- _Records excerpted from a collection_
····················

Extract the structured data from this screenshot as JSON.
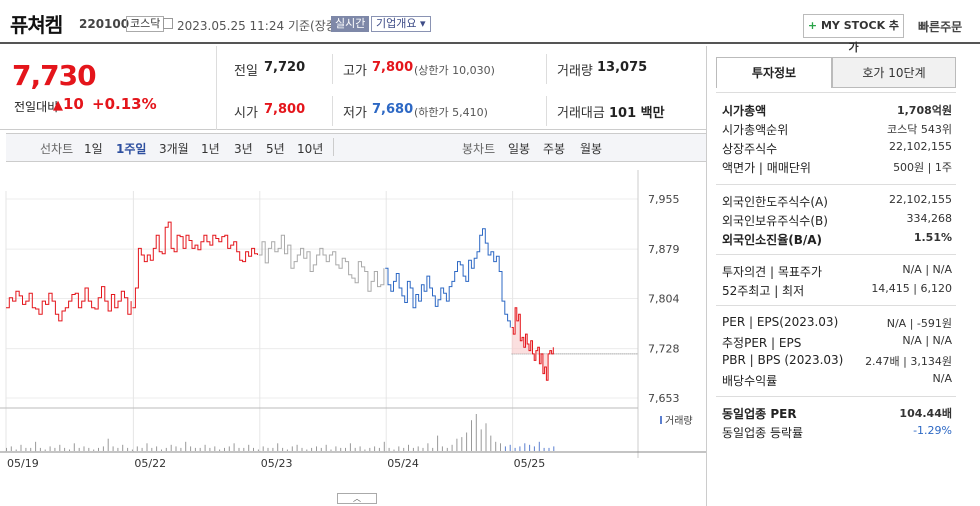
{
  "header": {
    "name": "퓨쳐켐",
    "code": "220100",
    "market": "코스닥",
    "datetime": "2023.05.25 11:24",
    "basis": "기준(장중)",
    "realtime": "실시간",
    "overview": "기업개요",
    "mystock": "MY STOCK 추가",
    "quick_order": "빠른주문"
  },
  "price": {
    "current": "7,730",
    "change_label": "전일대비",
    "change_amount": "10",
    "change_pct": "+0.13%",
    "prev_close_label": "전일",
    "prev_close": "7,720",
    "high_label": "고가",
    "high": "7,800",
    "upper_limit": "(상한가 10,030)",
    "volume_label": "거래량",
    "volume": "13,075",
    "open_label": "시가",
    "open": "7,800",
    "low_label": "저가",
    "low": "7,680",
    "lower_limit": "(하한가 5,410)",
    "amount_label": "거래대금",
    "amount": "101 백만"
  },
  "period_bar": {
    "line_label": "선차트",
    "line_tabs": [
      "1일",
      "1주일",
      "3개월",
      "1년",
      "3년",
      "5년",
      "10년"
    ],
    "active": "1주일",
    "candle_label": "봉차트",
    "candle_tabs": [
      "일봉",
      "주봉",
      "월봉"
    ]
  },
  "chart_data": {
    "type": "line",
    "ylim": [
      7653,
      7955
    ],
    "y_ticks": [
      "7,955",
      "7,879",
      "7,804",
      "7,728",
      "7,653"
    ],
    "x_ticks": [
      "05/19",
      "05/22",
      "05/23",
      "05/24",
      "05/25"
    ],
    "volume_legend": "거래량",
    "reference_price": 7720,
    "colors": {
      "up": "#e4151b",
      "down": "#2d68c4",
      "neutral": "#aaaaaa"
    },
    "series": [
      {
        "segment": "05/19",
        "values": [
          7790,
          7805,
          7800,
          7815,
          7808,
          7795,
          7800,
          7812,
          7790,
          7788,
          7780,
          7800,
          7795,
          7812,
          7800,
          7780,
          7770,
          7785,
          7790,
          7800,
          7810,
          7812,
          7790,
          7800,
          7820,
          7800,
          7790,
          7788,
          7805,
          7822,
          7800,
          7785,
          7810,
          7790,
          7800,
          7815,
          7805,
          7780,
          7800
        ]
      },
      {
        "segment": "05/22",
        "values": [
          7790,
          7820,
          7880,
          7870,
          7860,
          7870,
          7862,
          7880,
          7900,
          7875,
          7872,
          7912,
          7920,
          7880,
          7875,
          7900,
          7898,
          7880,
          7900,
          7892,
          7880,
          7885,
          7878,
          7890,
          7900,
          7890,
          7885,
          7900,
          7895,
          7890,
          7898,
          7900,
          7880,
          7885,
          7890,
          7875,
          7862,
          7860,
          7875,
          7868,
          7880,
          7872,
          7870
        ]
      },
      {
        "segment": "05/23",
        "values": [
          7870,
          7890,
          7858,
          7880,
          7890,
          7875,
          7880,
          7900,
          7872,
          7885,
          7850,
          7860,
          7870,
          7880,
          7865,
          7875,
          7845,
          7855,
          7870,
          7880,
          7870,
          7860,
          7870,
          7875,
          7855,
          7850,
          7865,
          7860,
          7840,
          7835,
          7828,
          7860,
          7852,
          7845,
          7815,
          7830,
          7845,
          7822,
          7825,
          7850
        ]
      },
      {
        "segment": "05/24",
        "values": [
          7850,
          7825,
          7815,
          7830,
          7842,
          7820,
          7808,
          7798,
          7830,
          7820,
          7790,
          7810,
          7800,
          7825,
          7815,
          7838,
          7820,
          7808,
          7792,
          7802,
          7820,
          7812,
          7800,
          7822,
          7830,
          7845,
          7860,
          7855,
          7838,
          7830,
          7862,
          7850,
          7865,
          7875,
          7900,
          7910,
          7888,
          7870,
          7875,
          7860,
          7868,
          7845,
          7800,
          7780,
          7770,
          7760
        ]
      },
      {
        "segment": "05/25",
        "values": [
          7760,
          7750,
          7790,
          7770,
          7780,
          7740,
          7745,
          7730,
          7750,
          7735,
          7725,
          7740,
          7720,
          7710,
          7725,
          7730,
          7705,
          7720,
          7690,
          7700,
          7680,
          7720,
          7725,
          7720,
          7730
        ]
      }
    ],
    "volume": [
      2,
      3,
      1,
      4,
      2,
      2,
      6,
      2,
      1,
      3,
      2,
      4,
      2,
      1,
      5,
      2,
      3,
      2,
      1,
      2,
      3,
      8,
      3,
      2,
      4,
      2,
      1,
      3,
      2,
      5,
      2,
      3,
      1,
      2,
      4,
      3,
      2,
      6,
      3,
      2,
      2,
      4,
      2,
      3,
      1,
      2,
      3,
      5,
      2,
      2,
      4,
      2,
      1,
      3,
      2,
      2,
      5,
      2,
      1,
      3,
      4,
      2,
      1,
      2,
      3,
      2,
      4,
      1,
      3,
      2,
      2,
      5,
      2,
      3,
      1,
      2,
      3,
      2,
      6,
      2,
      1,
      3,
      2,
      4,
      2,
      3,
      2,
      5,
      2,
      10,
      3,
      2,
      4,
      8,
      9,
      12,
      20,
      24,
      14,
      18,
      10,
      6,
      5,
      3,
      4,
      2,
      3,
      5,
      4,
      3,
      6,
      2,
      2,
      3
    ]
  },
  "right_panel": {
    "tabs": [
      "투자정보",
      "호가 10단계"
    ],
    "active_tab": "투자정보",
    "group1": [
      {
        "k": "시가총액",
        "v": "1,708억원"
      },
      {
        "k": "시가총액순위",
        "v": "코스닥 543위"
      },
      {
        "k": "상장주식수",
        "v": "22,102,155"
      },
      {
        "k": "액면가 | 매매단위",
        "v": "500원 | 1주"
      }
    ],
    "group2": [
      {
        "k": "외국인한도주식수(A)",
        "v": "22,102,155"
      },
      {
        "k": "외국인보유주식수(B)",
        "v": "334,268"
      },
      {
        "k": "외국인소진율(B/A)",
        "v": "1.51%"
      }
    ],
    "group3": [
      {
        "k": "투자의견 | 목표주가",
        "v": "N/A | N/A"
      },
      {
        "k": "52주최고 | 최저",
        "v": "14,415 | 6,120"
      }
    ],
    "group4": [
      {
        "k": "PER | EPS(2023.03)",
        "v": "N/A | -591원"
      },
      {
        "k": "추정PER | EPS",
        "v": "N/A | N/A"
      },
      {
        "k": "PBR | BPS (2023.03)",
        "v": "2.47배 | 3,134원"
      },
      {
        "k": "배당수익률",
        "v": "N/A"
      }
    ],
    "group5": [
      {
        "k": "동일업종 PER",
        "v": "104.44배"
      },
      {
        "k": "동일업종 등락률",
        "v": "-1.29%"
      }
    ]
  }
}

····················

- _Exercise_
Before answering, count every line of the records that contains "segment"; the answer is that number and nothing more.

- _Reply_
5